Nikki Fingers used to be the fastest and most feared shooter at "The Frank," but at the beginning of seventh grade decides for a fresh start. But when Nikki is taken out, seventh grade detective Matt Stevens is hired. Could it have been her former boss, Vinny? The boy who had a crush on her? Or one of the many students at "The Frank" with a reason to hate Nikki? Matt only has a week to find out or he might find himself in "the outs" as well.

I can't say enough good things about this book! It's wonderfully written in a clever noir style that kept me laughing and guessing all night. It reads just like an old pulp detective novel and includes many of the characters you would expect to be there - the mob boss, the hired guns, the detective, the girl crush - only this time they're in sixth and seventh grade. At times it reminded me of one of my favorite old movies, Bugsy Malone, in which kids play the gangsters.

There were so many things sprinkled in this story that made me smile. The kids who would do anything for a pixy stick rush, the frazzled newspaperman, and the kid-owned sandwich shop all added to the style, and I felt like I really was transported back into one of those old pulp detective novels.

The mystery had plenty of twists and turns and kept me guessing and second-guessing who did Nikki in. The dialogue is witty and snappy and is full of humor.

Although the setting is middle school, readers who have gotten through their middle school years are sure to enjoy THE BIG SPLASH, as well. Fans of great detective novels or gangster stories should add this one to their reading pile!

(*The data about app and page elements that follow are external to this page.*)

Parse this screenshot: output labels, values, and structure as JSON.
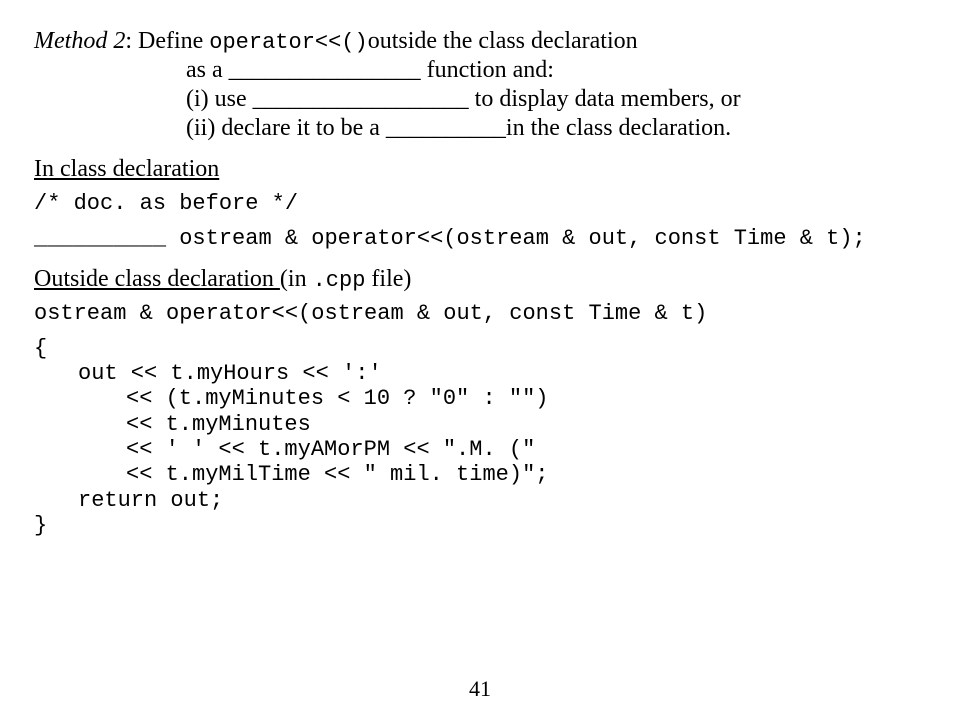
{
  "title": {
    "method_label": "Method 2",
    "text1_pre": ": Define ",
    "code_operator": "operator<<()",
    "text1_post": "outside the class declaration",
    "line2_pre": "as a ",
    "blank1": "________________",
    "line2_post": " function and:",
    "line3_pre": "(i) use ",
    "blank2": "__________________",
    "line3_post": " to display data members, or",
    "line4_pre": "(ii) declare it to be a ",
    "blank3": "__________",
    "line4_post": "in the class declaration."
  },
  "section1": {
    "heading": "In class declaration",
    "code_comment": "/* doc. as before */",
    "blank4": "__________",
    "code_decl": " ostream & operator<<(ostream & out, const Time & t);"
  },
  "section2": {
    "heading_pre": "Outside class declaration ",
    "heading_paren_pre": "(in ",
    "code_cpp": ".cpp",
    "heading_paren_post": " file)",
    "line1": "ostream & operator<<(ostream & out, const Time & t)",
    "line2": "{",
    "line3": "out << t.myHours << ':'",
    "line4": "<< (t.myMinutes < 10 ? \"0\" : \"\")",
    "line5": "<< t.myMinutes",
    "line6": "<< ' ' << t.myAMorPM << \".M.  (\"",
    "line7": "<< t.myMilTime << \" mil. time)\";",
    "line8": "return out;",
    "line9": "}"
  },
  "page_number": "41"
}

I'm looking forward to reading more from Jack D. Ferraiolo - and hope that Matt Stevens is on another case soon!
Anonymous More than 1 year ago
This book is very interesting and is full of different personalities. In some scenes, this book really twists and turns. Great book overall!
Anonymous More than 1 year ago